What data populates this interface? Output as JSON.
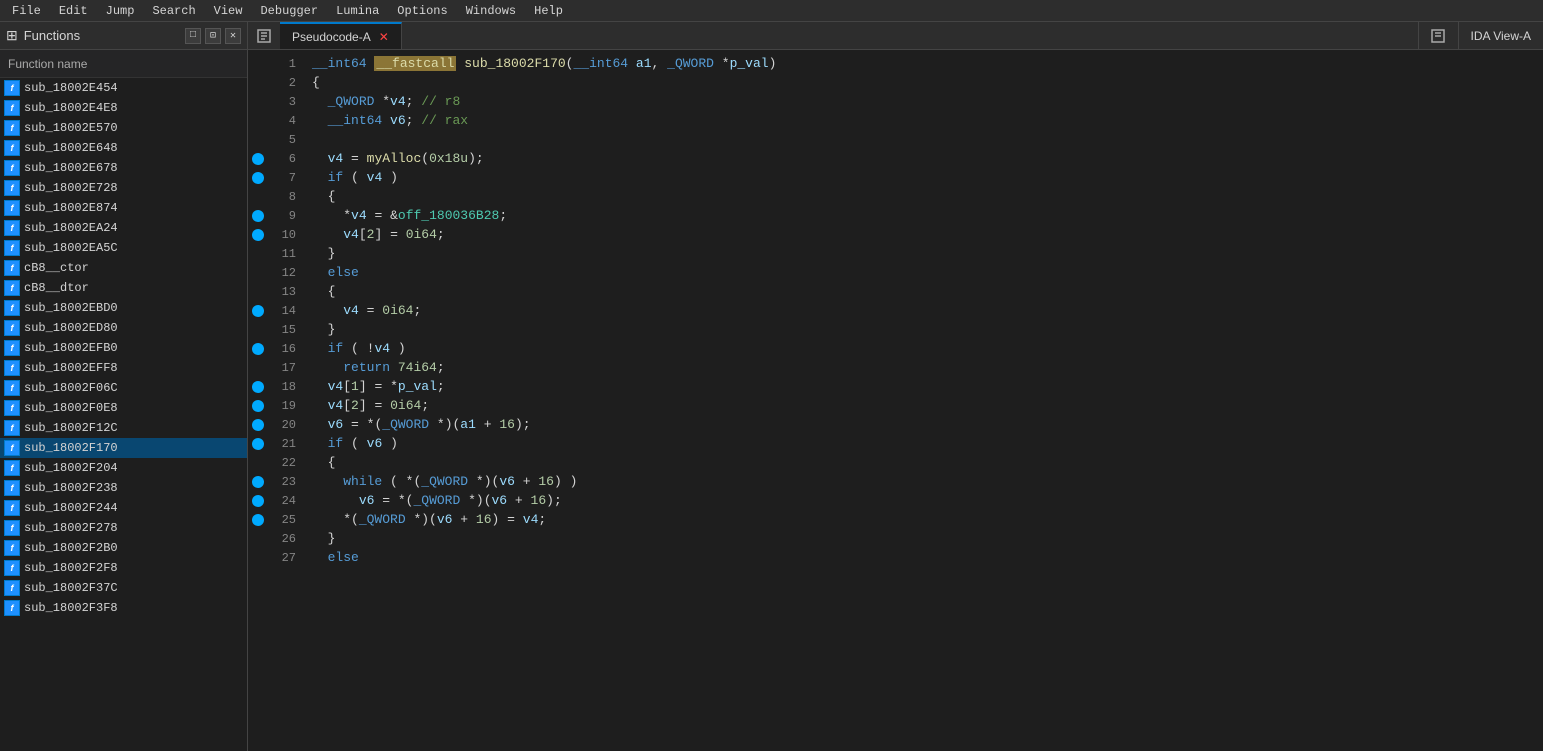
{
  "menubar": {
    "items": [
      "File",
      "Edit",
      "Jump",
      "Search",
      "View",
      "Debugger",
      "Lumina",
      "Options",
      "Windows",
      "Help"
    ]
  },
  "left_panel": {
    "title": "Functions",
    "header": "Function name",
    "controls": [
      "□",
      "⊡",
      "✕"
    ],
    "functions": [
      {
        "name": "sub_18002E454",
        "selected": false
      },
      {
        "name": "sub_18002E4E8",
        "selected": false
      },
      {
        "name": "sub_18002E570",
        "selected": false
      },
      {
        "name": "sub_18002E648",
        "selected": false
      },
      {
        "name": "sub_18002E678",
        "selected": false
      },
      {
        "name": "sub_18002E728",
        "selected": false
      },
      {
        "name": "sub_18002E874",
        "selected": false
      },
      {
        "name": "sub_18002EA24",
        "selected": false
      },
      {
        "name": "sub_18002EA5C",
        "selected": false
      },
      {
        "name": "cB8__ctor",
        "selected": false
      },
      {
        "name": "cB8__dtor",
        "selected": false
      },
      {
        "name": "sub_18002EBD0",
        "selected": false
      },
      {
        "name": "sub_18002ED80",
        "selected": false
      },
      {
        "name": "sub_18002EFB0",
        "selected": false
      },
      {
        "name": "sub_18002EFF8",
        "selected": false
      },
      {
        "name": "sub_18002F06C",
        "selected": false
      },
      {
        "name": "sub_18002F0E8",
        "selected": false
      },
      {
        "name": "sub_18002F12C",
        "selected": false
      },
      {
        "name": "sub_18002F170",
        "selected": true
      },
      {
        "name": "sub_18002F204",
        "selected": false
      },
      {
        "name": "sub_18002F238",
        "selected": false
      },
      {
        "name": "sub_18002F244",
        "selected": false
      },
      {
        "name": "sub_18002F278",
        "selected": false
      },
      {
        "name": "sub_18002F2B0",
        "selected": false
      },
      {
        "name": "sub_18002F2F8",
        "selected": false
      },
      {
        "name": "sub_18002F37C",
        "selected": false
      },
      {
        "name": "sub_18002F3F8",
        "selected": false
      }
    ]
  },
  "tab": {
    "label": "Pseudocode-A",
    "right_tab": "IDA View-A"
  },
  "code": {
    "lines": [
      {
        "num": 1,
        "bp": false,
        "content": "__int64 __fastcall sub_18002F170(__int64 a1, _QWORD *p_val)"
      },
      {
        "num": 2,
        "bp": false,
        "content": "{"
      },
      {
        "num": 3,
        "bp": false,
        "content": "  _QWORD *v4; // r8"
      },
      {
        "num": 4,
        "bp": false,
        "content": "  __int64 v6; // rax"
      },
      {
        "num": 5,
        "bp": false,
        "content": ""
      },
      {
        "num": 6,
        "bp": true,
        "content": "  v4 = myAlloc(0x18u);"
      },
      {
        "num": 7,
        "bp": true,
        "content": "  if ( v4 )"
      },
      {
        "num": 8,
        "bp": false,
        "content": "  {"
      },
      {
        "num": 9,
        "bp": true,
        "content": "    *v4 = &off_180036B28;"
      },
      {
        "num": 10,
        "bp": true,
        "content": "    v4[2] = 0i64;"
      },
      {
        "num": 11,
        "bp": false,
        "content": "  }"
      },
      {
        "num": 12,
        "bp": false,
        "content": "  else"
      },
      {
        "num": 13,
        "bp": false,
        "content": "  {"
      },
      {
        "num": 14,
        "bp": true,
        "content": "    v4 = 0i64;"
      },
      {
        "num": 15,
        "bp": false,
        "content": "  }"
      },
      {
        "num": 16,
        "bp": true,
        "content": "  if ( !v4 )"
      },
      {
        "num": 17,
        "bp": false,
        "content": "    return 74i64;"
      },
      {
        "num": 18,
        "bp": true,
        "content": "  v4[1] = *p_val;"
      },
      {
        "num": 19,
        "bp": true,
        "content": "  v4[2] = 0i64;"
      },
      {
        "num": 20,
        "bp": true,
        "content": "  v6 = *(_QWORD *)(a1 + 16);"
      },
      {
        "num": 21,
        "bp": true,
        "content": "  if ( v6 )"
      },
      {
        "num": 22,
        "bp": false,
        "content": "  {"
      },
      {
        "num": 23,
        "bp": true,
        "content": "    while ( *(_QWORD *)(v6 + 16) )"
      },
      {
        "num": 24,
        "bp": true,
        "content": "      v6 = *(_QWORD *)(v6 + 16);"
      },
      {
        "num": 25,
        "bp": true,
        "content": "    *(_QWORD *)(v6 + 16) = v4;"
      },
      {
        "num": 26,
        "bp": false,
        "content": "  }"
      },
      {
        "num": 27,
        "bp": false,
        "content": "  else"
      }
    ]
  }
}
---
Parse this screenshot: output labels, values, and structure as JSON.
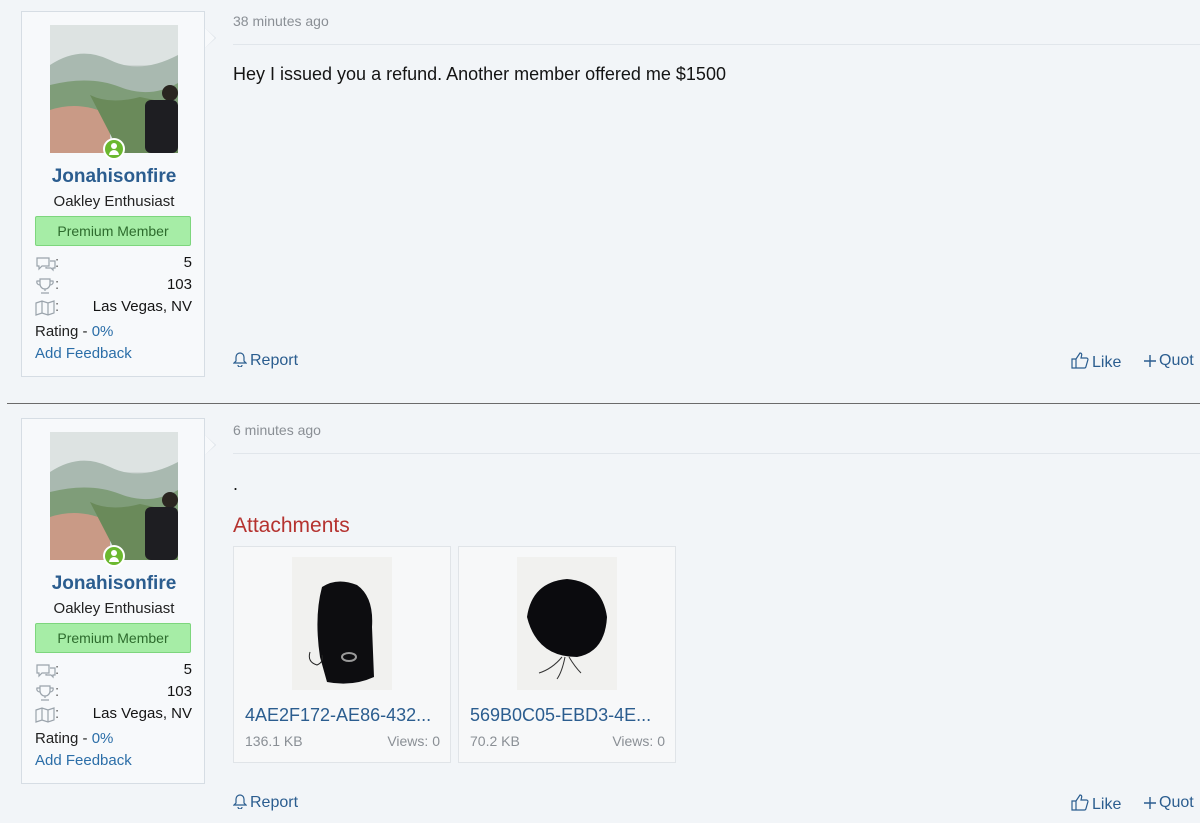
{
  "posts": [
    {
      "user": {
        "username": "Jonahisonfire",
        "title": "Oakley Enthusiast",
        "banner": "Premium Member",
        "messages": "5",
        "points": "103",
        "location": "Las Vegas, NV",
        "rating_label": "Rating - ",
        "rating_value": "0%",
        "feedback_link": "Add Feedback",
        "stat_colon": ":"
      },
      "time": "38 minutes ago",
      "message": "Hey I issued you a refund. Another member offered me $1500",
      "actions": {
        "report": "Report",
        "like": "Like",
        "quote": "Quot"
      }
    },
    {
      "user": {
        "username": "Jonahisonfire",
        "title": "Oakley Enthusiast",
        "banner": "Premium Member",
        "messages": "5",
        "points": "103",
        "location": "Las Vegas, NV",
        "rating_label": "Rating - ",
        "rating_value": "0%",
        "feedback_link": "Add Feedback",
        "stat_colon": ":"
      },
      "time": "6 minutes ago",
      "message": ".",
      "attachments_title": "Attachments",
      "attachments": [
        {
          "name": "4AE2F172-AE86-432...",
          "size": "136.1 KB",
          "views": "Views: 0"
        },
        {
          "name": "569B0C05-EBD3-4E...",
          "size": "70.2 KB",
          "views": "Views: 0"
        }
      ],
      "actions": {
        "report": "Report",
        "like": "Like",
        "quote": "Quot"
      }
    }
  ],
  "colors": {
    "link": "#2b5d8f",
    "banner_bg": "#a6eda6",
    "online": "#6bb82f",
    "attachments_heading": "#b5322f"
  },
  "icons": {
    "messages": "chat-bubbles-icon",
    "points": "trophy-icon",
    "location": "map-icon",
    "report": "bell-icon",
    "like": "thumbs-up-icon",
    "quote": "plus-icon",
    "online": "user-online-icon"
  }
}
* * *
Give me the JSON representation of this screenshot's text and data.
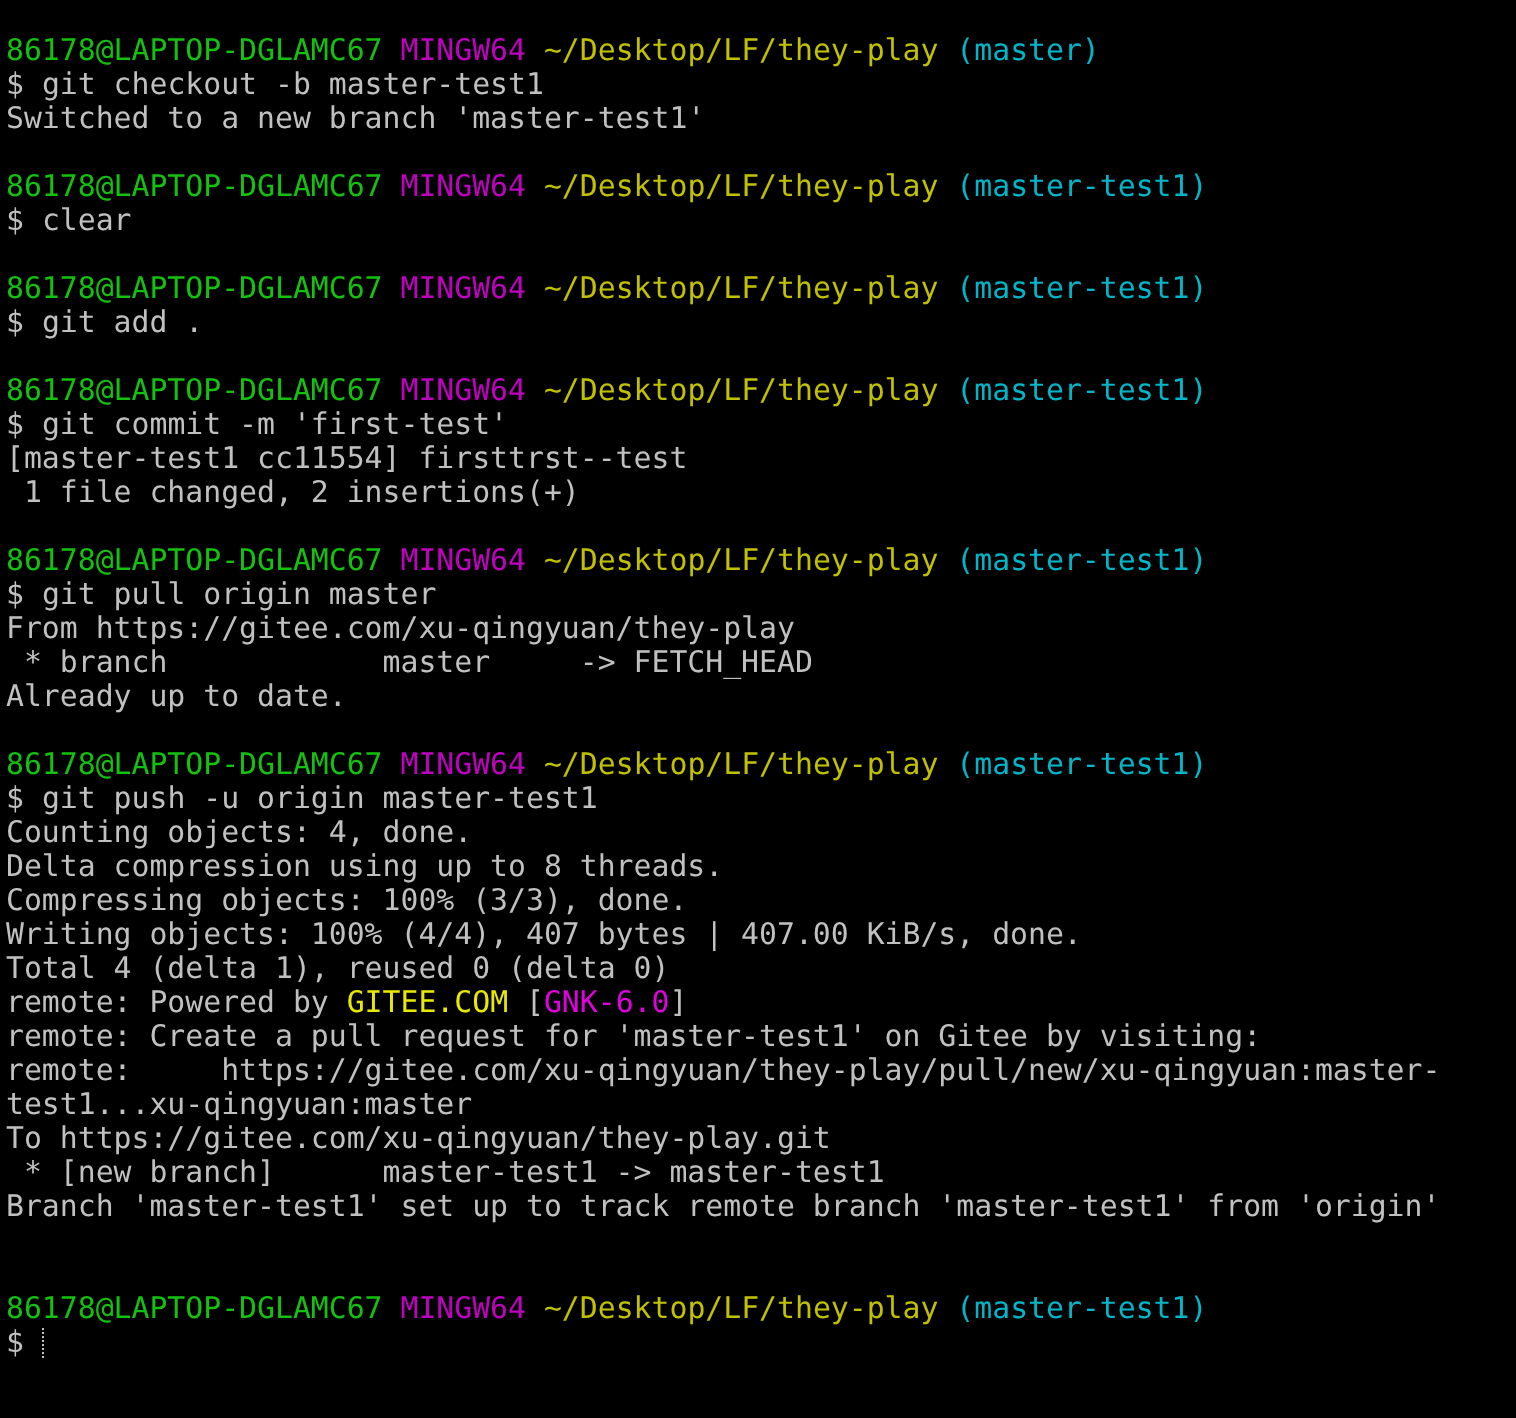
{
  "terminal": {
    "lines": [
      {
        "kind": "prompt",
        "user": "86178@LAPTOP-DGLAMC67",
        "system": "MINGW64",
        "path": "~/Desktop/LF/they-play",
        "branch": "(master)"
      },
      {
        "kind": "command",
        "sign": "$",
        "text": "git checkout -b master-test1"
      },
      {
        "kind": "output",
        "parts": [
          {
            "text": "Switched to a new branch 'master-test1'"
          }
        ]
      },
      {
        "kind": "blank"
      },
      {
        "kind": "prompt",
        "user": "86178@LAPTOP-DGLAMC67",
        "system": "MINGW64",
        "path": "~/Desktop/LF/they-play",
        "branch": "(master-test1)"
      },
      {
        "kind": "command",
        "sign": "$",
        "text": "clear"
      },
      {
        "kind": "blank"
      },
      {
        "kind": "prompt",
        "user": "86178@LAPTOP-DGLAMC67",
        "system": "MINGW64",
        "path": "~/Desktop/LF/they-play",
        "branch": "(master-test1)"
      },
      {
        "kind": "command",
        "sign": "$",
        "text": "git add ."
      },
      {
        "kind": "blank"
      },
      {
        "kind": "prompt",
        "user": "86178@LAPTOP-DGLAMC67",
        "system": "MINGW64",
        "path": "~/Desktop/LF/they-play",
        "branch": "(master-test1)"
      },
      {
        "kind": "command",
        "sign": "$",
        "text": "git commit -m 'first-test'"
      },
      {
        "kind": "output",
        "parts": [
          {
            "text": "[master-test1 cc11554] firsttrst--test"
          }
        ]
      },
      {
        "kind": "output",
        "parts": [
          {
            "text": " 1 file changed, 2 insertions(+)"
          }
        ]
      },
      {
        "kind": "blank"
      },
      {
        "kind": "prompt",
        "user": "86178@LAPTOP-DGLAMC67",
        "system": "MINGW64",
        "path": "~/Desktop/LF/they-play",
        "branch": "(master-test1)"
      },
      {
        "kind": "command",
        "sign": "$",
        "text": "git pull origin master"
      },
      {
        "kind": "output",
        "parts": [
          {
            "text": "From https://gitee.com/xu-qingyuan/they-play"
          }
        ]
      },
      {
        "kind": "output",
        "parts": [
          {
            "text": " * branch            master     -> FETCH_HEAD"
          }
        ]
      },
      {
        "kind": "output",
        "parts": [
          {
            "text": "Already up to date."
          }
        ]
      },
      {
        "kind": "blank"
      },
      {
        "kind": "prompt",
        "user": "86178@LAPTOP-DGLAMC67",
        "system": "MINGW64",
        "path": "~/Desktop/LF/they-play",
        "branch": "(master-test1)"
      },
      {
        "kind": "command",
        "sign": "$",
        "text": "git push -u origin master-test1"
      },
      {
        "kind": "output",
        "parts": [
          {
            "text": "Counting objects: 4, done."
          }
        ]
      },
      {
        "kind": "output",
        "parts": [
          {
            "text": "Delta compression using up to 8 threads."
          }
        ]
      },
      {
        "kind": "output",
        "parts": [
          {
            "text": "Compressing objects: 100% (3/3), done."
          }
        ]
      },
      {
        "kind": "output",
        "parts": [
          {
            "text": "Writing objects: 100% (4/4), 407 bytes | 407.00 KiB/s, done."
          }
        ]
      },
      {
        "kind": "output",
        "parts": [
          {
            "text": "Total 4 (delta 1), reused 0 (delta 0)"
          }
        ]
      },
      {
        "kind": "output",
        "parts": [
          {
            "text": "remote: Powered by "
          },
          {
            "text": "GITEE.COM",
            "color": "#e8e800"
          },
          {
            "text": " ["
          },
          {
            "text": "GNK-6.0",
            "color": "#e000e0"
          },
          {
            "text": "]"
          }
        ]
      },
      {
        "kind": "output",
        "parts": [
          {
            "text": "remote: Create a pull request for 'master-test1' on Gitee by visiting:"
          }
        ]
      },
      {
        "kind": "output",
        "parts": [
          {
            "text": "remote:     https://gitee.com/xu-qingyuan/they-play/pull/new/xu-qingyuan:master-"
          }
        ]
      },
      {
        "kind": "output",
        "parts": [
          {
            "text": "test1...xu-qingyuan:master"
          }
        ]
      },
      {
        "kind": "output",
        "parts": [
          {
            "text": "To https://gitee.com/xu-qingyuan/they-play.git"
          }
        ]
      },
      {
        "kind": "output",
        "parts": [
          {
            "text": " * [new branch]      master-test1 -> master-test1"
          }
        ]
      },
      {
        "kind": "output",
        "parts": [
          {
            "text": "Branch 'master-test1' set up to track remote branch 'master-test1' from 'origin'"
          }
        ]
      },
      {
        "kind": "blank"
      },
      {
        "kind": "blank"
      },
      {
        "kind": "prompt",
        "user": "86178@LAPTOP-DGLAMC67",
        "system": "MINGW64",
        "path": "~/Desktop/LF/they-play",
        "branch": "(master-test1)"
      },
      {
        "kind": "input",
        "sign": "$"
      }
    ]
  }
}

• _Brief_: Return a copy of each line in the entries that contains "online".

• _Answer section_:
    "online": "#6bb82f",
    "online": "user-online-icon"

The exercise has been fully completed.